Then it happened. I had a tennis shoe blow-out fifteen feet past first base. I hit black ice disguised as dirt…and I fell hard…I mean the ground shook…almost!

My left knee hit the ground first and then my right leg took an unnatural twist…better known as “An AARP side effect”…and I felt the muscle pop. It’s quite a mental shift to hit safely and then fall hard. Come to think of it, first base has been my injury nemesis in the past as well. About 20 years ago I hit a ground ball to the short-stop whose throw to first base was a little up-line. It connected with my jaw and broke it in two places. I was safe at first that time, also, and then slumped to the ground.

Some have reminded me that I hit 59 last Sunday, so there must be some correlation between 59 and falling hard. Perhaps my old cleats being at Goodwill had something to do with it just as much! I’m going with the cleats story.

It reminds me of the story of Elijah in 1 Kings 18 where he defeats the 450 prophets of Baal. He is in the groove, on a tear! But then Jezebel makes death threats, and Elijah falls hard. He goes down. His stumble takes the form of a flee for his life and then a hiding in a cave.

Sometimes our stumbles happen as quickly as trying to turn a single into a double. Sometimes our stumbles happen gradually as we allow pride, power, and position to blind us to the cliff we are hovering on.

Following my stumble something else happened that is significant. After I hobbled back to first base  and got a sub to take my place, my teammates came to my rescue with concern (and maybe a little chuckling) and encouragement. Thelma, a lady I deeply admire and respect, asked me about a dozen times during the rest of the game if I was okay. Others gave me pats on the back. No one said “That should be a lesson to you about whether you should be playing this game or not.”

When someone in the faith community stumbles there needs to be someone to pick him back up again. Being the church is not a spectator sport.

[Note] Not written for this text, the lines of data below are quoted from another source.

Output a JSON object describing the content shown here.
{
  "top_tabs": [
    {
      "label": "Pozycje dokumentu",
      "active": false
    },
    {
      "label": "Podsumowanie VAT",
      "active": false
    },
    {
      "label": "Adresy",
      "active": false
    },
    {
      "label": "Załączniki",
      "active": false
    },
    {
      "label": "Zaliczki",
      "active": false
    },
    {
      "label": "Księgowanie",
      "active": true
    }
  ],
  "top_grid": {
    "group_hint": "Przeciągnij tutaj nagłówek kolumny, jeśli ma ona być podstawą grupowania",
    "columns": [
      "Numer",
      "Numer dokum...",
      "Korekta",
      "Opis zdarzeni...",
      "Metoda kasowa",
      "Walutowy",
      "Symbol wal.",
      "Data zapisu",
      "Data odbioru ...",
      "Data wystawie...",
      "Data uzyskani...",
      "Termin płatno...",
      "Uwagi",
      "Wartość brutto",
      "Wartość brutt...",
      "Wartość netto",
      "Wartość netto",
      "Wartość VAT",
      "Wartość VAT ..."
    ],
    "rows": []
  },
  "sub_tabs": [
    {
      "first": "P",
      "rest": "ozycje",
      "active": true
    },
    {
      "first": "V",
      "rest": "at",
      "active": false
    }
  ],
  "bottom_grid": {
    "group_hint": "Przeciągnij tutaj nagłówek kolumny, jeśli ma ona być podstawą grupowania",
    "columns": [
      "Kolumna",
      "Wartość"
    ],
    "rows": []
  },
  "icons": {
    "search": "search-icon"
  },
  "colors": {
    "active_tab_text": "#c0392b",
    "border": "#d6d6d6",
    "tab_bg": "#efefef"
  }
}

After my Roy Hobbs hit and titanic crash…we all went out for ice cream! There’s just something extremely right about that!